-one hour of kangaroo care as many days as possible. Kangaroo care means skin-to-skin snuggling... Parker in a diaper, me or Mike in a hospital gown (no shirt-- scandal!) with him on our chest. There are approximately 8000 reports on the effectiveness of kangaroo care as an aid in everything from bonding to treating withdrawal symptoms. Snuggling with Parker = easiest homework ever.
-Every three hours, at the beginning of his feeds, we can do breastmilk dips with his pacifier. It helps increase his sucking strength, introduces milk to his tastebuds, and helps him start to think that sucking on something will bring food. This will help tremendously when we start oral feeds, which will hopefully be end of this week/beginning of next.
-Because he was on ECMO for 10 days, and on paralytics for almost a month, he obviously has some muscle atrophy. We need to do lots of tummy time to strengthen his back and neck muscles. I have, in my infinite wisdom (HA!), decided to add "unwrapped time" to this in which I completely unwrap him from his blankets and let him kick and stretch in his bed. He loves it. I have convinced myself that this is sound physical therapy practice on top of being just downright adorable to watch.
-His tendency right now is to look to the left-- when he was on ECMO, that's how he was positioned. Our job is to encourage him to look to his right... when he's sleeping, turn his head that way. When he's awake, put toys and such on his right side and encourage him to track them all the way over to that side.
-Capitalize on "awake time" as much as possible. He's a baby, so he sleeps alot. He's on medication, so he sleeps even more. His medicine is being weaned daily, but he's still a snoozer. When he IS awake, we've got to focus on sensory experiences. He gets tub baths as often as possible now, so he can splash in the water. He sits in his swing, so he can look around at will instead of staring at the ceiling and experience the changes in motion. He has lots of visual and musical toys, which he loves. We read to him ALL. THE. TIME. (poor kid, child of an English teacher). Translation: homework = play with baby. Check.

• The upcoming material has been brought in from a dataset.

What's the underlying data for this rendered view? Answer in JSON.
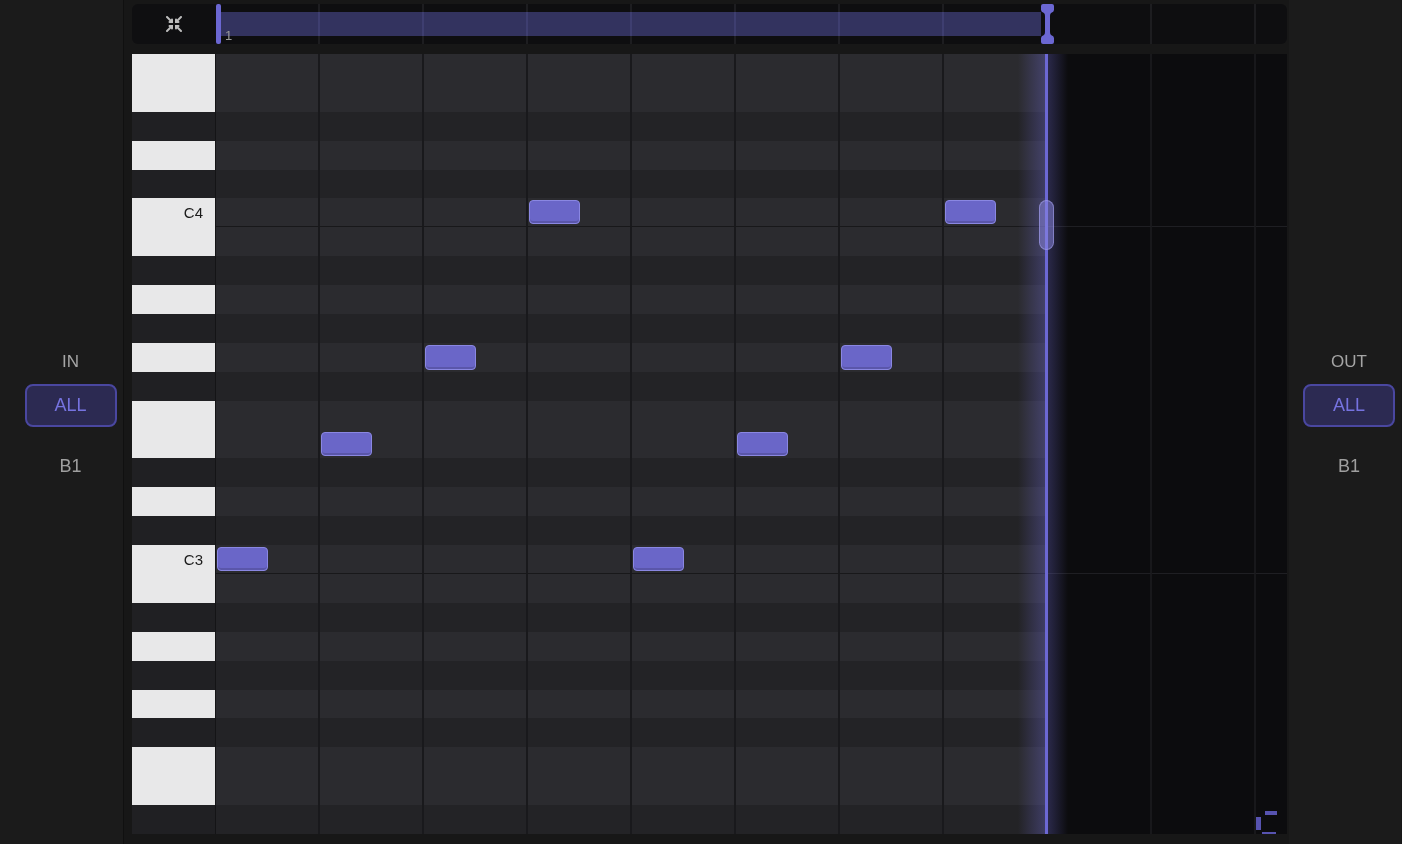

I am happy to have jobs. The hard part for me and Mike is to remind ourselves that he's not anywhere near as medically fragile as he was, and that it's okay to actually move him around. That's hard to do after spending so many days being afraid to breathe too loudly around him. Still, if it will help, we will be there with bells on. We are overachiever types, which most people would call "nerds," and when given homework, we approach it with gusto.
Yesterday, while I was at the hospital, my dad stopped by and got a good dose of Parker's awake time. Dad and I stood there and watched him play, amazed that he's just a regular baby underneath all the feeding tubes and oxygen cannulae and scars all over his little body. Though we might be biased, we think he's pretty darn cute, too.
Baby Einstein Aquarium is the current favorite toy. He will talk and sing to those fish all the livelong day. He will reach out and touch them. And it helps with looking to his right. (must not become creepy mom where all playtime is measured in sensorimotor development)
Love my boy!
Little Eddy and Big Eddy, P-nut and EE, etc. etc. etc.
Dad remains convinced that his namesake also looks just like him.
All that playtime wears a booger out. God Bless America, zzzzzzzzzzzz.......
Last night, we had a fun family outing to the Mall of Georgia fireworks. It was wonderful to be able to spend time together... we just need a P-nut and we will be all set! We have the silliest three year old on two legs, but I adore him. Happy birthday, America!